    SomeFilter()
    is shorthand for

    Code:
    last = AviSource("filename.avi")
    last = SomeFilter(last)
    return(last)
    Quote Quote  
  13. Originally Posted by frank_zappa View Post

    how to apply the Applying "dancing" grain

    I mean anything that is not fixed. There should be a list somewhere on the avisynth wiki or doom9 of various functions. But there are pros/cons to each of them.

    There are many different dithering algorithms. Have a look at the dither documentation. A well balanced one for general use Floyd-Steinberg

    If you're using a luma mask to preferentially apply to dark/shadow areas, you generally want to try to match the pattern roughly with the existing noise/grain . E.g. if you have some live action footage with heavy coarse grain pattern from a specific film stock , it will look bad or mismatched if you added small grain particles or colored grain that look completely different. But this hopefully should be common sense
    Quote Quote  
  14. Originally Posted by jagabo View Post
    Do you have any idea what mt_merge() does? It blends two videos together. The mask determines which pixels come from which video. Where the mask is black the pixels come from the first video, where the mask is white the pixels come from the second video. Between those two extremes the resulting image is a weighted average of the two source videos. So you create a video without debanding, a video with debanding, and a mask based on brightness of the video, then use them in mt_merge().

    Keep in mind that when you don't specify a video stream by name the name "last" is implied. So

    Code:
    AviSource("filename.avi")
    SomeFilter()
    is shorthand for
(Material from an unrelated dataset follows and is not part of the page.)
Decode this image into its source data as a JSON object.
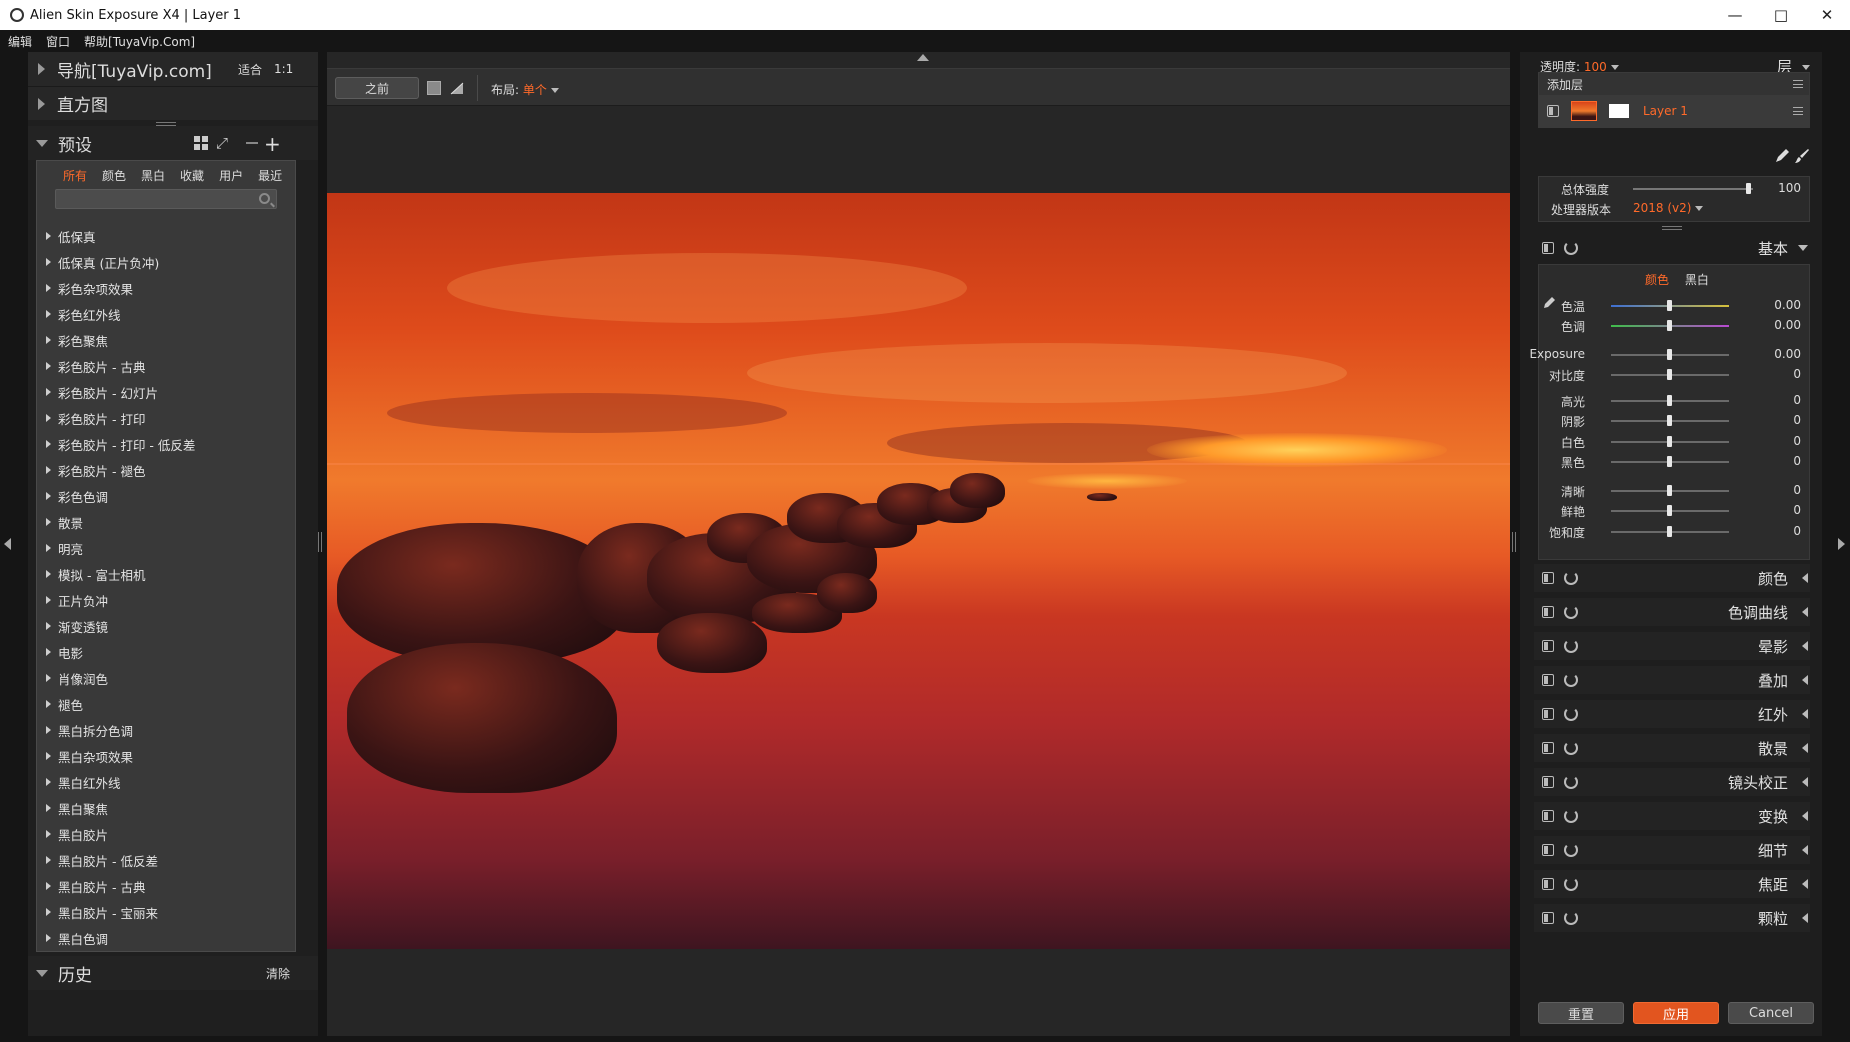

    Code:
    last = AviSource("filename.avi")
    last = SomeFilter(last)
    return(last)
    for example in this classic anime video, it's a Japanese bluray remastered from a 1982 movie, I see that it has a lot of banding and macroblocks, Or maybe I'm wrong, could help me detect the problem I see that in the dark areas a lot of banding and other problems too,
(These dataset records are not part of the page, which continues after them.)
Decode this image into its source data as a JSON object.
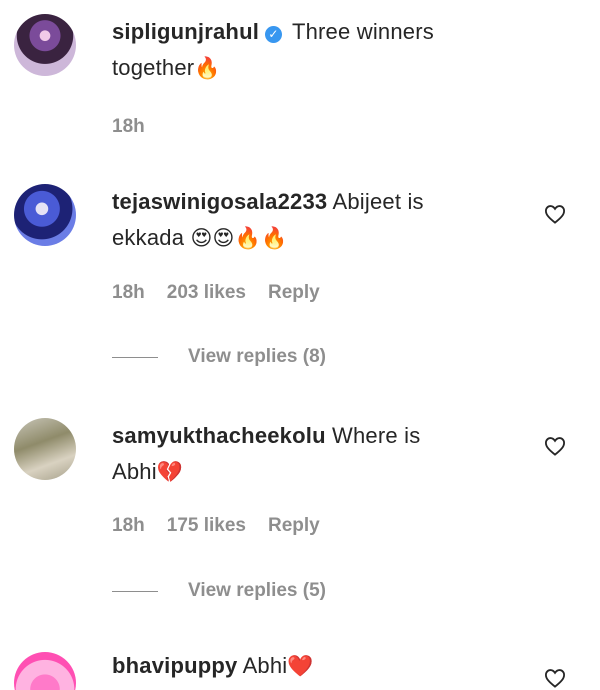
{
  "comments": [
    {
      "username": "sipligunjrahul",
      "verified_mark": "✓",
      "text_line1": "Three winners",
      "text_line2": "together",
      "emoji": "🔥",
      "time": "18h"
    },
    {
      "username": "tejaswinigosala2233",
      "text_line1": "Abijeet is",
      "text_line2": "ekkada",
      "emoji": "😍😍🔥🔥",
      "time": "18h",
      "likes": "203 likes",
      "reply": "Reply",
      "view_replies": "View replies (8)"
    },
    {
      "username": "samyukthacheekolu",
      "text_line1": "Where is",
      "text_line2": "Abhi",
      "emoji": "💔",
      "time": "18h",
      "likes": "175 likes",
      "reply": "Reply",
      "view_replies": "View replies (5)"
    },
    {
      "username": "bhavipuppy",
      "text_line1": "Abhi",
      "emoji": "❤️"
    }
  ],
  "icons": {
    "like": "heart-outline-icon",
    "verified": "verified-badge-icon"
  },
  "colors": {
    "username": "#262626",
    "meta": "#8e8e8e",
    "verified": "#3897f0"
  }
}
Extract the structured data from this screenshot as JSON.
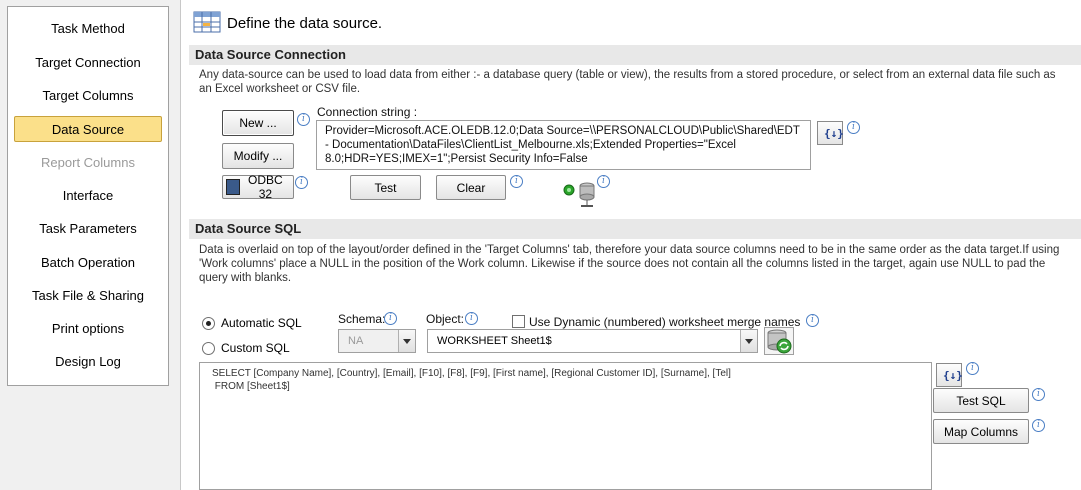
{
  "sidebar": {
    "items": [
      {
        "label": "Task Method",
        "state": "normal"
      },
      {
        "label": "Target Connection",
        "state": "normal"
      },
      {
        "label": "Target Columns",
        "state": "normal"
      },
      {
        "label": "Data Source",
        "state": "active"
      },
      {
        "label": "Report Columns",
        "state": "disabled"
      },
      {
        "label": "Interface",
        "state": "normal"
      },
      {
        "label": "Task Parameters",
        "state": "normal"
      },
      {
        "label": "Batch Operation",
        "state": "normal"
      },
      {
        "label": "Task File & Sharing",
        "state": "normal"
      },
      {
        "label": "Print options",
        "state": "normal"
      },
      {
        "label": "Design Log",
        "state": "normal"
      }
    ]
  },
  "header": {
    "title": "Define the data source."
  },
  "connection": {
    "section_title": "Data Source Connection",
    "description": "Any data-source can be used to load data from either :- a database query (table or view), the results from a stored procedure, or select from an external data file such as an Excel worksheet or CSV file.",
    "new_label": "New ...",
    "modify_label": "Modify ...",
    "odbc_label": "ODBC 32",
    "conn_string_label": "Connection string :",
    "conn_string_value": "Provider=Microsoft.ACE.OLEDB.12.0;Data Source=\\\\PERSONALCLOUD\\Public\\Shared\\EDT - Documentation\\DataFiles\\ClientList_Melbourne.xls;Extended Properties=\"Excel 8.0;HDR=YES;IMEX=1\";Persist Security Info=False",
    "test_label": "Test",
    "clear_label": "Clear",
    "var_button_label": "{↓}"
  },
  "sql": {
    "section_title": "Data Source SQL",
    "description": "Data is overlaid on top of the layout/order defined in the 'Target Columns' tab,  therefore your data source columns need to be in the same order as the data target.If using 'Work columns' place a NULL in the position of the Work column.  Likewise if the source does not contain all the columns listed in the target, again use NULL to pad the query with blanks.",
    "automatic_label": "Automatic SQL",
    "custom_label": "Custom SQL",
    "schema_label": "Schema:",
    "schema_value": "NA",
    "object_label": "Object:",
    "object_value": "WORKSHEET Sheet1$",
    "dynamic_label": "Use Dynamic (numbered) worksheet merge names",
    "query_text": "SELECT [Company Name], [Country], [Email], [F10], [F8], [F9], [First name], [Regional Customer ID], [Surname], [Tel]\n FROM [Sheet1$]",
    "test_sql_label": "Test SQL",
    "map_columns_label": "Map Columns",
    "var_button_label": "{↓}"
  },
  "colors": {
    "active_tab": "#fbe08a",
    "info_blue": "#4a7ec4",
    "status_green": "#2aa52a"
  }
}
    It's a direct hit of the bluray, a small example.

    https://mega.nz/#!hf5X0agC!v0Ecmi3-czQ7D4ksyhblDPbmvCN2mW1V7X-xjbSa5mg

    Thank you very much for your help, the idea I have is to apply a filter to avoid banding, only in dark areas where the human eye notices more. Although if you guys have any better methods, it's welcome.
    Quote Quote  
  15. Originally Posted by poisondeathray View Post
    Originally Posted by frank_zappa View Post
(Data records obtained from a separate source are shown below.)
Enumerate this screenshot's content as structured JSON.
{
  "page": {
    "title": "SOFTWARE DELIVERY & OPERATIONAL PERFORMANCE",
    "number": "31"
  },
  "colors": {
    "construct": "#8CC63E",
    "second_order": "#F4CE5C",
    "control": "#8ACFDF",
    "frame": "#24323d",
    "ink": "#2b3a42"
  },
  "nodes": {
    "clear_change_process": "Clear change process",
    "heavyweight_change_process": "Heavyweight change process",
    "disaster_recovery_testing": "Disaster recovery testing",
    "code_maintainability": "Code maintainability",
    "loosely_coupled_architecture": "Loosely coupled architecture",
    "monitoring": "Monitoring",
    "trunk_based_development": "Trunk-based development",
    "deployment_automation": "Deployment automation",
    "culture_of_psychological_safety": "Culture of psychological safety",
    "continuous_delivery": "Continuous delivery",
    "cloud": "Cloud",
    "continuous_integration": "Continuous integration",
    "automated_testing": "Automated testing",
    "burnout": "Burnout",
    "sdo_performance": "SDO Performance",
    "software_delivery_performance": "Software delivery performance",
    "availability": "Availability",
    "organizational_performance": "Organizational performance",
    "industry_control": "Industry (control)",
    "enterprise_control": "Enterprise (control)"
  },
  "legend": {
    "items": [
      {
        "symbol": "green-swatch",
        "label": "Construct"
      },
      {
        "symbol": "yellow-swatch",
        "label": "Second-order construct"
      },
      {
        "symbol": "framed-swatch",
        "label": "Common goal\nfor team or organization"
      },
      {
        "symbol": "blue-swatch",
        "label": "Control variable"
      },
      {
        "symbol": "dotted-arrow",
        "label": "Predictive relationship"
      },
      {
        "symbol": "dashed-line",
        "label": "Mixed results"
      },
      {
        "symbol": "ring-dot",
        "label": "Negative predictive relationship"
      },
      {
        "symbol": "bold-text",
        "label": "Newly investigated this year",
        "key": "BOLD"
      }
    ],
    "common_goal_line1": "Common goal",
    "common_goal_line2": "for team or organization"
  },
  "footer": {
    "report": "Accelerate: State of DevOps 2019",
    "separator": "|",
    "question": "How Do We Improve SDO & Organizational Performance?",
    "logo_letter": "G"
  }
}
    how to apply the Applying "dancing" grain

    I mean anything that is not fixed. There should be a list somewhere on the avisynth wiki or doom9 of various functions. But there are pros/cons to each of them.

    There are many different dithering algorithms. Have a look at the dither documentation. A well balanced one for general use Floyd-Steinberg

    If you're using a luma mask to preferentially apply to dark/shadow areas, you generally want to try to match the pattern roughly with the existing noise/grain . E.g. if you have some live action footage with heavy coarse grain pattern from a specific film stock , it will look bad or mismatched if you added small grain particles or colored grain that look completely different. But this hopefully should be common sense
    for example in this classic anime video, it's a Japanese bluray remastered from a 1982 movie, I see that it has a lot of banding and macroblocks, Or maybe I'm wrong, could help me detect the problem I see that in the dark areas a lot of banding and other problems too,

    It's a direct hit of the bluray, a small example.

    https://mega.nz/#!hf5X0agC!v0Ecmi3-czQ7D4ksyhblDPbmvCN2mW1V7X-xjbSa5mg

    Thank you very much for your help, the idea I have is to apply a filter to avoid banding, only in dark areas where the human eye notices more. Although if you guys have any better methods, it's welcome.
    Quote Quote  
  16. Start with something simple until you understand what's going on.

    Code:
    LWLibavVideoSource("Cobra(1982)(BD)(SAMPLE).mkv") 
    
    banded = last
    debanded = GradFun3()
    darkmask = mt_binarize(40, upper=true) # below 40 --> white, above 40 --> black
    
    mt_merge(banded, debanded, darkmask)
    
    Interleave(banded, last, darkmask) # show before, after, and mask
    Then tweak to get exactly what you want. A different mask, different debanding, etc.
    Quote Quote  



Similar Threads